My mother moved my twin sister, Johnna, and I to Amagansett when we were three years old. But we were born in Palm Springs, which is part of the Coachella Valley, and whenever I see the San Jacinto Mountains on the horizon it still feels like going home.
Growing up, we spent summers in Palm Desert — the fact that we wintered in the Hamptons and summered in Coachella Valley was an irony lost on my sister and me until we were teenagers — as well as a number of school breaks with a large family, including our father, Dean, and beloved grandparents, Marge and Tom, deeply rooted in the desert. Despite soaring temperatures — trust me, even a “dry heat” of 115 degrees is very hot — those vacations to southern California contain some of my favorite childhood memories. My grandparents’ motorhome took us from Carlsbad to Disneyland and Malibu, with camping trips to Yosemite and the Sierra Nevada mountains. But the valley itself, which stretches 45 miles from the San Bernardino Mountains to the Salton Sea, is a resort destination in itself where “snowbirds” flock during the winter months.
The Coachella Valley includes Palm Springs, Cathedral City, Rancho Mirage, Palm Desert, Indian Wells, La Quinta and Indio. I could write a book on things to do in the valley — take the Palm Springs Aerial Tramway, check out the Coachella Valley Music & Arts Festival in April, or Stagecoach, the country music festival on the same festival grounds in Indio. The Palm Springs International Film Festival celebrates 30 years in January and world-class tennis can be found at The Indian Wells Tennis Garden. Love art? There are more festivals January through April dedicated to art than I could fit on this page, including the avant-garde Desert X, a biennial exhibit that returns in 2019 to sites throughout the Coachella Valley, February 9 through April 21, where contemporary artists, writers, architects, musicians and more are invited to make unique art installations using the desert as their canvas.
For our family, food is a priority and specifically the food that makes Coachella Valley a destination for the culinary obsessed. Driving from one end of the valley to the other in my grandmother’s Lincoln Town Car, my sister and I were treated to dates, date shakes and virtually anything and everything you could make out of the caramel-flavored fruit harvested from the date palm farms sprinkled across the valley.

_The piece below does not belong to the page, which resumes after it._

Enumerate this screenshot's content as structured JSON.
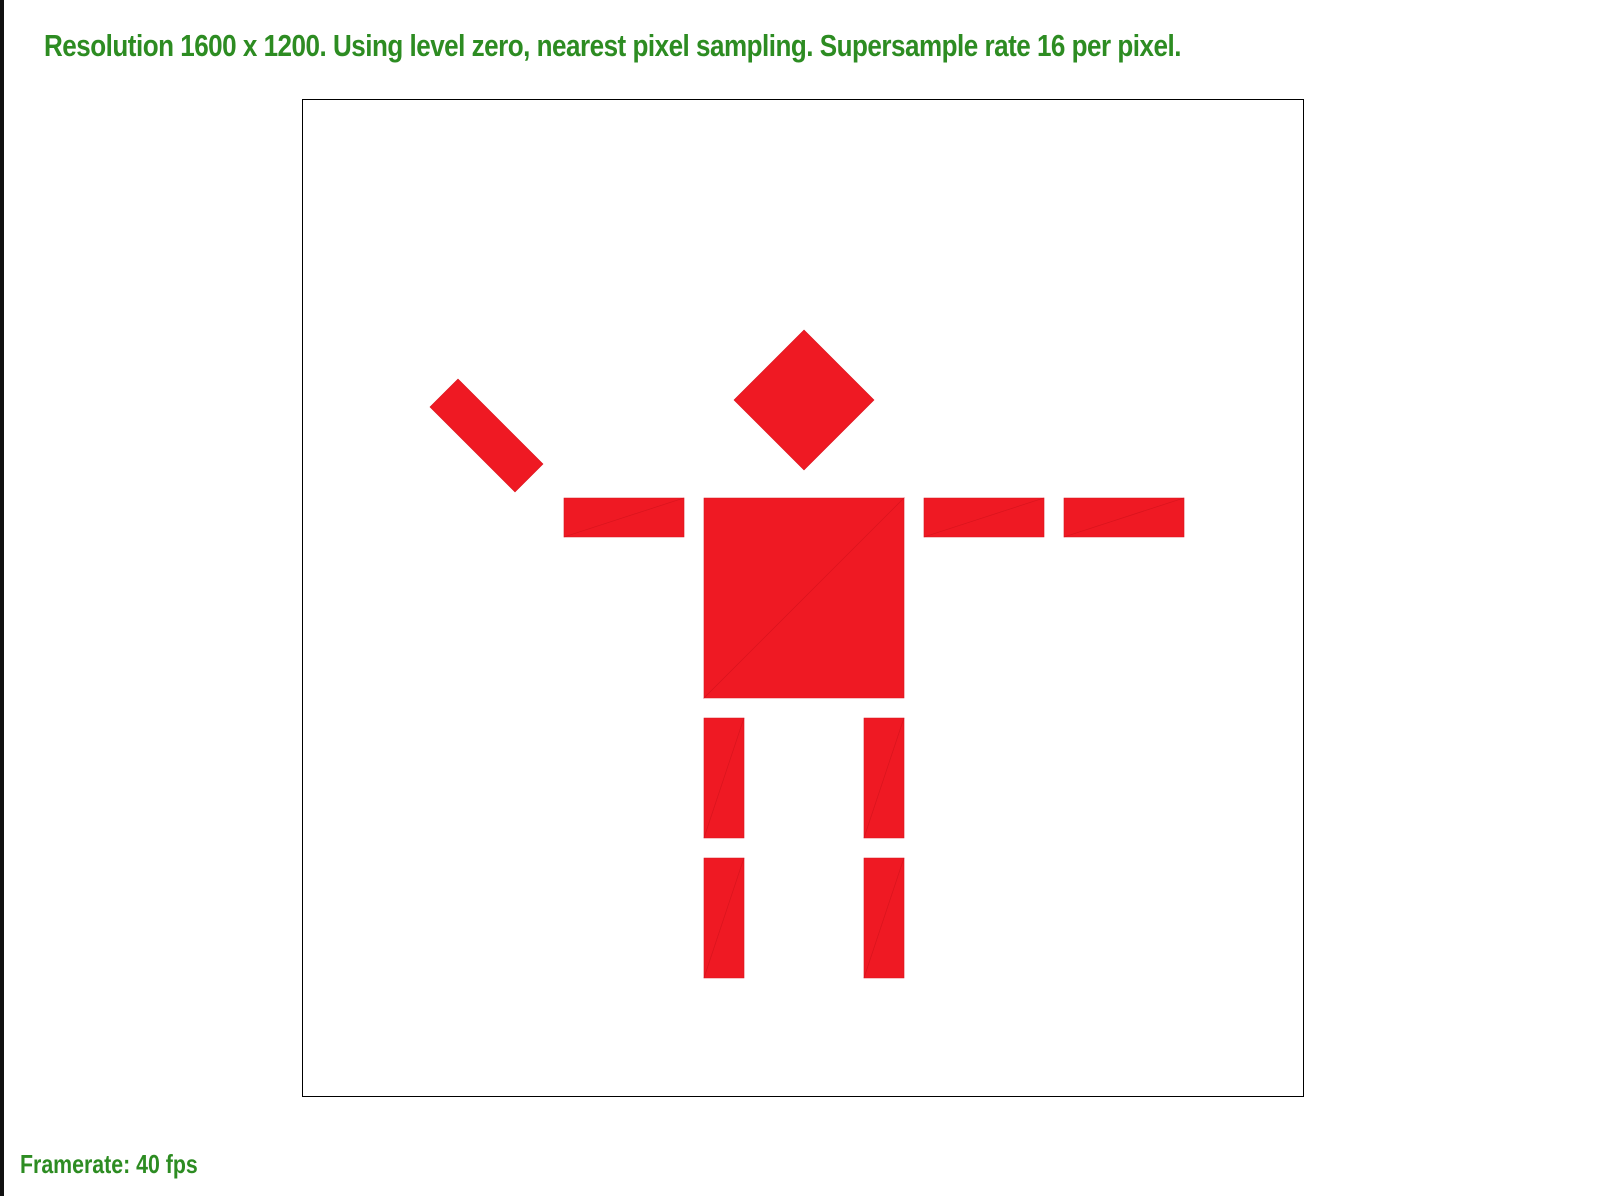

For breakfast and lunch, we favor Sherman’s Deli & Bakery (I was raised in New York, after-all), a kosher deli in Palm Springs with a second location in Palm Desert that is famed for its pastries and cakes, lox, hot pastrami and corned beef and its beef n’ latkas sandwich, which is what it sounds like — corned beef or pastrami piled in between the restaurant’s famed latkas. Keedy’s Fountain Grill in Palm Desert is a treasured old-school diner with delicious hot cakes and a 1950s vibe that feels just right in the desert.

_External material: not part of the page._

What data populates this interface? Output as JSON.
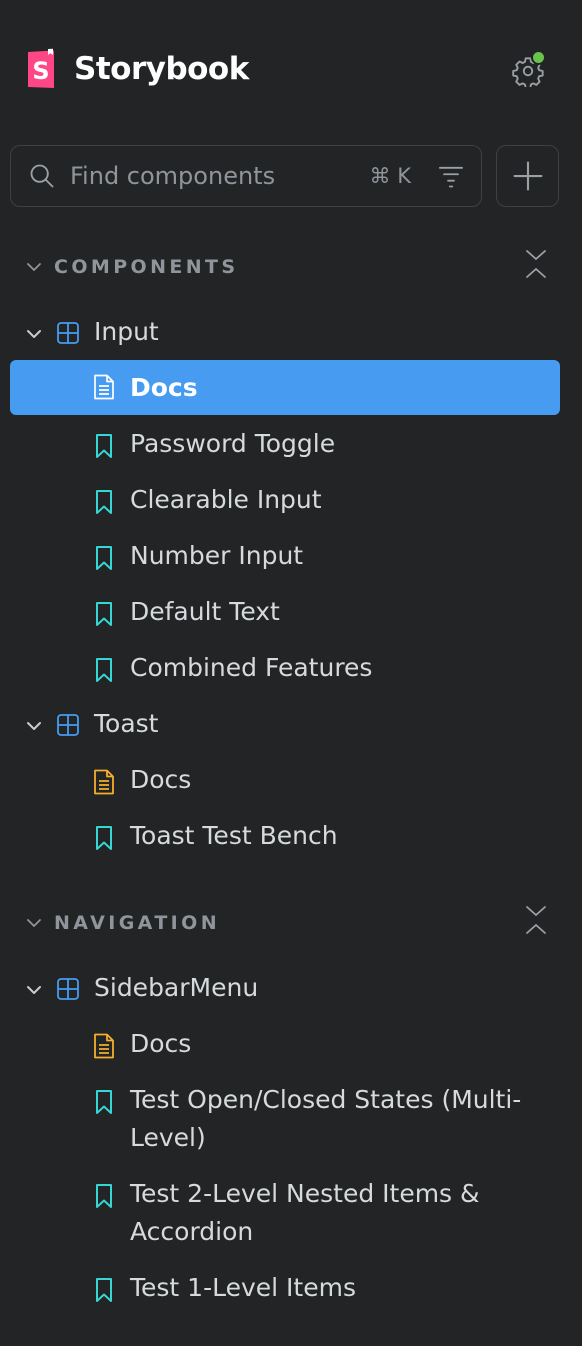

And while Palm Springs and Palm Desert are home to a tremendous number of delicious and impossibly hip places to grab a nice farm-to-table meal, we gravitate toward Mexican cuisine when we are in town. Macario’s Grill and El Mexicali in Indio are two family favorites and the Rincon Norteño Mexican Restaurant, also in Indio, may not look like much, but the Flores family has the best chilaquiles and Huevos Rancheros in the valley.
Johnna introduced me to Two Bunch Palms, a resort and spa in Desert Hot Springs during my last stay in February, where we quietly floated in water from a 600-year-old natural spring, rich in lithium. And while my husband, Gavin, would scold me for not discussing the various world-class golf resorts he enjoys when we visit Palm Desert, I gravitate more toward places like The Living Desert botanical garden and zoo, where I hope to spy big horned sheep traversing mountain slopes, explore gardens native to deserts around the world and watch my niece, Mary, delight in feeding carrots to the giraffes.
Mary feeds giraffes a lot at The Living Desert — Johnna eventually decided to make the valley her home. Apparently the call of the San Jacinto was impossible to ignore for my older sister by three minutes, giving me many more excuses to head back to my other home whenever I can.